# tell git that the current version is bad
$ git bisect bad
The next step is to find the last known, good version. Let’s assume that the 2.6.23 kernel is known to be good:
$ git bisect good v2.6.23
This forces git to choose a middle point. You can now compile the kernel and test it. If the test is successful, enter:
$ git bisect good
Or, if it fails the test, type:
$ git bisect bad
Either command causes git to pick a new “middle point”, leading to another compile and test cycle — until there’s only one commit left. The “git bisect log” command can then be used to report all the steps you performed.
Examples of Regression Intervention
During the development of 2.6.15, a scheduler cleanup was merged that accidentally changed behavior, cuasing the scheduler to not balance workload properly. The error was most noticeable on Itanium systems, and the Volano benchmark degraded 60 percent. The LKP project quickly identified the cause and reported the problem. The next release candidate kernel had the issue fixed.
During 2.6.21 development, a change was made to the CFQ I/O scheduler intended to be an optimization. However the new behavior actually slowed performance 15 percent for multithreaded, read/write I/O (while working beautifully for single-threaded I/O). The LKP team worked with Jens Axboe (the Linux block and CFQ maintainer) on this issue with the end result that 2.6.22 reverses the regression and shows a 2 percent improvement.
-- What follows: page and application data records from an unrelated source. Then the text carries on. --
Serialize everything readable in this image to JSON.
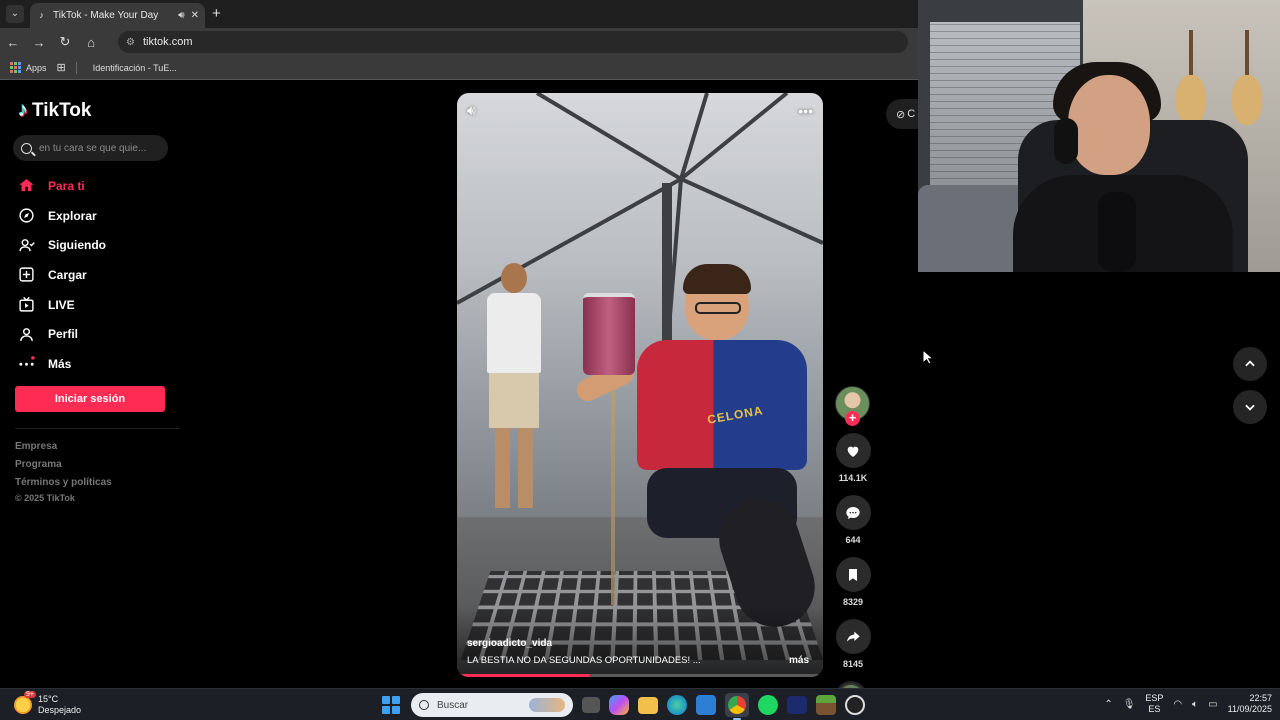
{
  "browser": {
    "tab_title": "TikTok - Make Your Day",
    "url": "tiktok.com",
    "bookmarks": [
      "Apps",
      "Identificación - TuE..."
    ]
  },
  "sidebar": {
    "logo": "TikTok",
    "search_placeholder": "en tu cara se que quie...",
    "nav": [
      {
        "label": "Para ti",
        "icon": "home-icon",
        "active": true
      },
      {
        "label": "Explorar",
        "icon": "compass-icon"
      },
      {
        "label": "Siguiendo",
        "icon": "following-icon"
      },
      {
        "label": "Cargar",
        "icon": "upload-icon"
      },
      {
        "label": "LIVE",
        "icon": "live-icon"
      },
      {
        "label": "Perfil",
        "icon": "profile-icon"
      },
      {
        "label": "Más",
        "icon": "more-icon"
      }
    ],
    "login_button": "Iniciar sesión",
    "footer": [
      "Empresa",
      "Programa",
      "Términos y políticas"
    ],
    "copyright": "© 2025 TikTok"
  },
  "video": {
    "author": "sergioadicto_vida",
    "caption": "LA BESTIA NO DA SEGUNDAS OPORTUNIDADES! ...",
    "more_label": "más",
    "shirt_text": "CELONA",
    "progress": 0.36
  },
  "actions": {
    "likes": "114.1K",
    "comments": "644",
    "saves": "8329",
    "shares": "8145"
  },
  "partial_button_text": "C",
  "taskbar": {
    "temperature": "15°C",
    "weather": "Despejado",
    "weather_badge": "9+",
    "search_placeholder": "Buscar",
    "lang_top": "ESP",
    "lang_bottom": "ES",
    "time": "22:57",
    "date": "11/09/2025"
  },
  "colors": {
    "accent": "#fe2c55",
    "background": "#000000"
  }
}
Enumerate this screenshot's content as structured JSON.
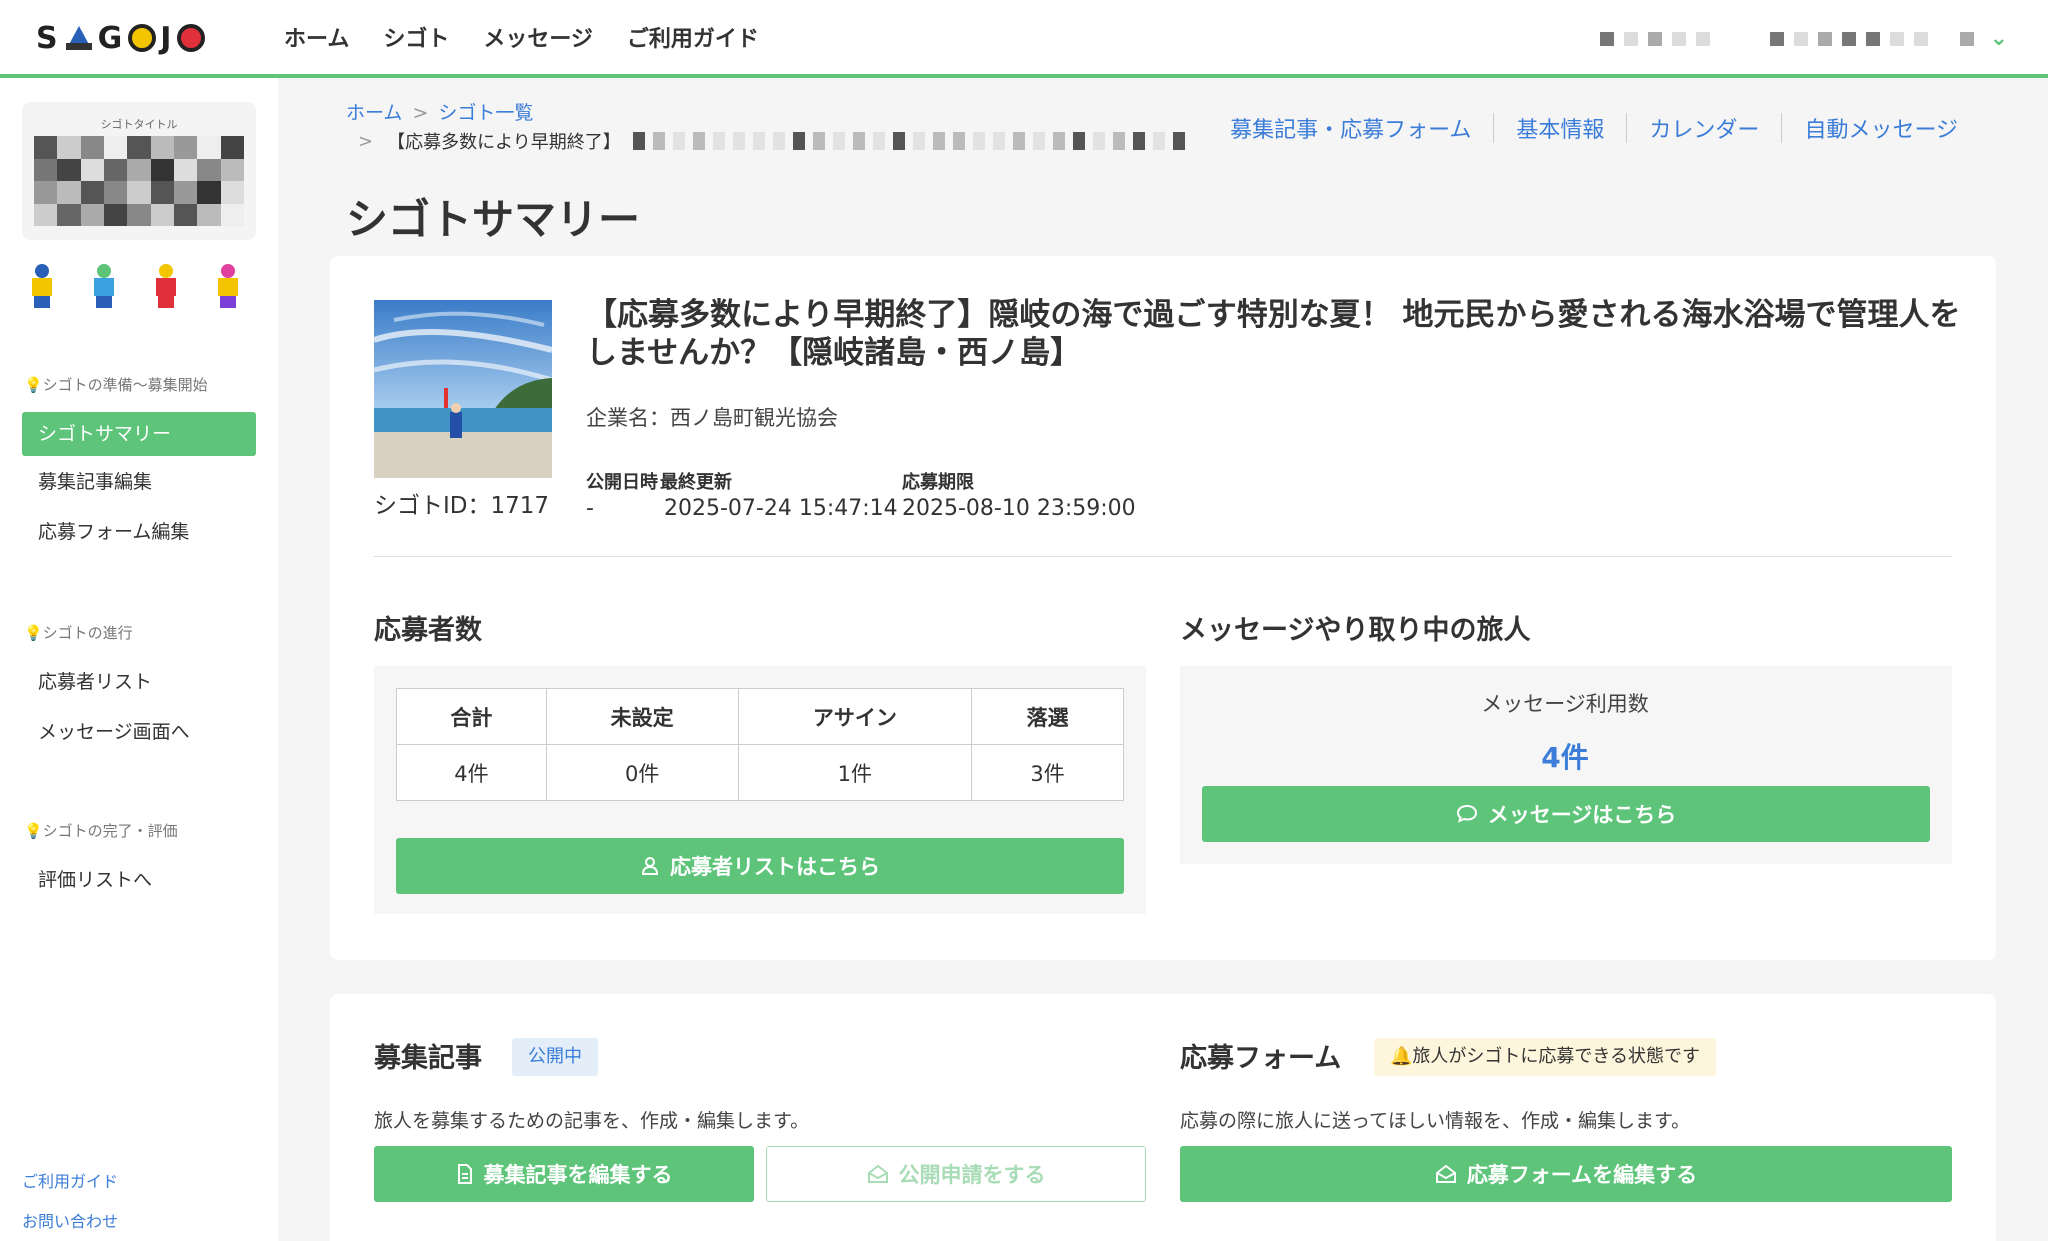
{
  "header": {
    "logo_letters": [
      "S",
      "G",
      "J"
    ],
    "nav": [
      "ホーム",
      "シゴト",
      "メッセージ",
      "ご利用ガイド"
    ]
  },
  "sidebar": {
    "title_card_caption": "シゴトタイトル",
    "sections": [
      {
        "label": "💡シゴトの準備〜募集開始",
        "items": [
          "シゴトサマリー",
          "募集記事編集",
          "応募フォーム編集"
        ]
      },
      {
        "label": "💡シゴトの進行",
        "items": [
          "応募者リスト",
          "メッセージ画面へ"
        ]
      },
      {
        "label": "💡シゴトの完了・評価",
        "items": [
          "評価リストへ"
        ]
      }
    ],
    "active_item": "シゴトサマリー",
    "footer_links": [
      "ご利用ガイド",
      "お問い合わせ"
    ]
  },
  "breadcrumb": {
    "home": "ホーム",
    "list": "シゴト一覧",
    "current_prefix": "【応募多数により早期終了】"
  },
  "tabs": [
    "募集記事・応募フォーム",
    "基本情報",
    "カレンダー",
    "自動メッセージ"
  ],
  "page_title": "シゴトサマリー",
  "job": {
    "id_label": "シゴトID：1717",
    "title": "【応募多数により早期終了】隠岐の海で過ごす特別な夏！ 地元民から愛される海水浴場で管理人をしませんか？【隠岐諸島・西ノ島】",
    "company": "企業名：西ノ島町観光協会",
    "meta": {
      "published_label": "公開日時",
      "published_value": "-",
      "updated_label": "最終更新",
      "updated_value": "2025-07-24 15:47:14",
      "deadline_label": "応募期限",
      "deadline_value": "2025-08-10 23:59:00"
    }
  },
  "applicants": {
    "heading": "応募者数",
    "columns": [
      "合計",
      "未設定",
      "アサイン",
      "落選"
    ],
    "values": [
      "4件",
      "0件",
      "1件",
      "3件"
    ],
    "button": "応募者リストはこちら"
  },
  "messages": {
    "heading": "メッセージやり取り中の旅人",
    "label": "メッセージ利用数",
    "count": "4件",
    "button": "メッセージはこちら"
  },
  "recruit_article": {
    "heading": "募集記事",
    "badge": "公開中",
    "desc": "旅人を募集するための記事を、作成・編集します。",
    "edit_button": "募集記事を編集する",
    "publish_button": "公開申請をする"
  },
  "application_form": {
    "heading": "応募フォーム",
    "badge": "🔔旅人がシゴトに応募できる状態です",
    "desc": "応募の際に旅人に送ってほしい情報を、作成・編集します。",
    "edit_button": "応募フォームを編集する"
  },
  "colors": {
    "accent_green": "#5ec47a",
    "link_blue": "#3b7dd8"
  }
}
True Tales of Regressions
Sadly, not all regressions can be prevented, even when identified. A recent example was a change in the Linux TCP/IP stack where the kernel started to send more ACK packets than before. These extra packets cost performance (sending packets takes work and takes away bandwidth from other packets). However, the change was made intentionally to fix a correctness bug where Linux in some cases didn’t send the packets that it was supposed to send, according to the protocol. Of course, everyone prefers a reliable TCP/IP connection over one that is a little bit faster but unreliable.
Another recent change that caused a benchmark regression was a virtual memory tunable change. The VM has a tunable that controls when background disk I/O starts to happen. The tunable is expressed as a percentage of memory that would need to go to disk. This percentage used to be set at 40 percent: if 40 percent of the memory in a system was modified, the kernel would start sending data to the disk. Recently, Linus changed the default value of this percentage to 10 percent.
After the change, some of the benchmarks started to show lower performance. Linus and Andrew Morton investigated the issue when the LKP team brought it up, and concluded that, in this case, the benchmark behavior was artificial and not representative of real-world applications. In addition, the new setting of 10 percent would improve system behavior for real people by having a much smoother I/O pattern, rather than a chunky I/O pattern.
Much like beauty, benchmarks depend on the eye of the beholder.